The did a number on my tomato plants before I discovered them. Then I dusted with diatomaceous earth and haven’t seen them lately. I’ve also seen wild plants I’ve never seen here either, but I’ll save that for another post.

What should we have done? We should have cleaned out the well, fixed the pump and got the water tested. Even if we couldn’t drink it, we could have watered plants with it. Then we should have repaired and/or replaced the spigots at the barn and pastures. We should have fixed our rain barrel (the spigot is missing), got more barrels and set up a rainwater harvesting system. The University of Missouri Extension has an interesting three page PDF about rainwater harvesting. Lastly, we should have opened that cistern, repaired it if we needed to, and used it to store whatever water we harvested.
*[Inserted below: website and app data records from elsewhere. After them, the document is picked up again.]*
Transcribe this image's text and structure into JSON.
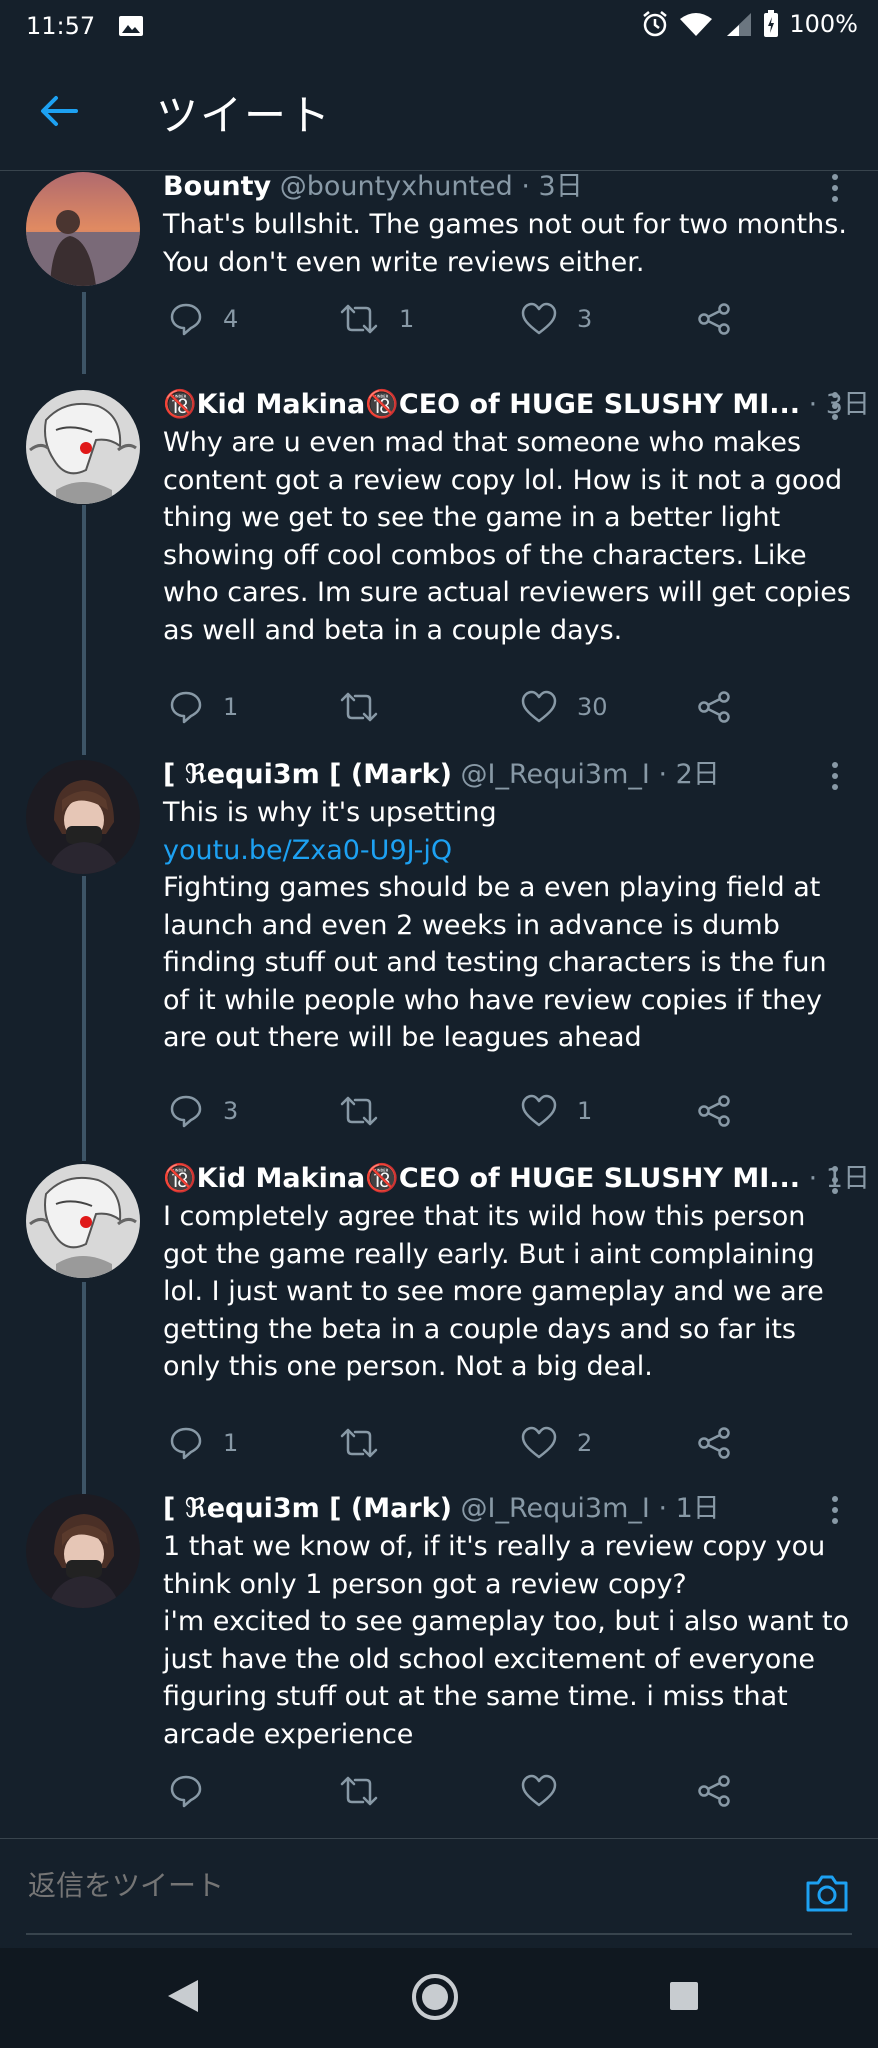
{
  "status_bar": {
    "time": "11:57",
    "battery": "100%"
  },
  "header": {
    "title": "ツイート"
  },
  "tweets": [
    {
      "name": "Bounty",
      "handle": "@bountyxhunted",
      "time": "· 3日",
      "body": [
        "That's bullshit. The games not out for two months. You don't even write reviews either."
      ],
      "replies": "4",
      "retweets": "1",
      "likes": "3"
    },
    {
      "name": "🔞Kid Makina🔞CEO of HUGE SLUSHY MI...",
      "handle": "",
      "time": "· 3日",
      "body": [
        "Why are u even mad that someone who makes content got a review copy lol. How is it not a good thing we get to see the game in a better light showing off cool combos of the characters. Like who cares. Im sure actual reviewers will get copies as well and beta in a couple days."
      ],
      "replies": "1",
      "retweets": "",
      "likes": "30"
    },
    {
      "name": "[ ℜequi3m [ (Mark)",
      "handle": "@I_Requi3m_I",
      "time": "· 2日",
      "body_before": "This is why it's upsetting",
      "link": "youtu.be/Zxa0-U9J-jQ",
      "body_after": "Fighting games should be a even playing field at launch and even 2 weeks in advance is dumb finding stuff out and testing characters is the fun of it while people who have review copies if they are out there will be leagues ahead",
      "replies": "3",
      "retweets": "",
      "likes": "1"
    },
    {
      "name": "🔞Kid Makina🔞CEO of HUGE SLUSHY MI...",
      "handle": "",
      "time": "· 1日",
      "body": [
        "I completely agree that its wild how this person got the game really early. But i aint complaining lol. I just want to see more gameplay and we are getting the beta in a couple days and so far its only this one person. Not a big deal."
      ],
      "replies": "1",
      "retweets": "",
      "likes": "2"
    },
    {
      "name": "[ ℜequi3m [ (Mark)",
      "handle": "@I_Requi3m_I",
      "time": "· 1日",
      "body": [
        "1 that we know of, if it's really a review copy you think only 1 person got a review copy?",
        "i'm excited to see gameplay too, but i also want to just have the old school excitement of everyone figuring stuff out at the same time. i miss that arcade experience"
      ],
      "replies": "",
      "retweets": "",
      "likes": ""
    }
  ],
  "reply_bar": {
    "placeholder": "返信をツイート"
  },
  "colors": {
    "background": "#15202b",
    "accent": "#1da1f2",
    "secondary_text": "#8899a6",
    "divider": "#38444d"
  },
  "icons": [
    "image-icon",
    "alarm-icon",
    "wifi-icon",
    "signal-icon",
    "battery-icon",
    "back-arrow-icon",
    "more-icon",
    "reply-icon",
    "retweet-icon",
    "like-icon",
    "share-icon",
    "camera-icon"
  ]
}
A couple weeks ago, I was talking to a neighbor who has lived in his house for about 30 years. This year, for the first time, he opened his cistern and pumped out what he thinks is 30 year old water, to water his garden. He doesn’t ever remember it being this dry, but he did have a backup plan, didn’t he?

As they say, hindsight is 20/20. The good thing is that we can still do those things, some of them will just take a little more work than they would have four years ago. Guess what just got moved up on the priority list after fixing the chicken coops? We’ll keep you posted on how it’s going.

Connie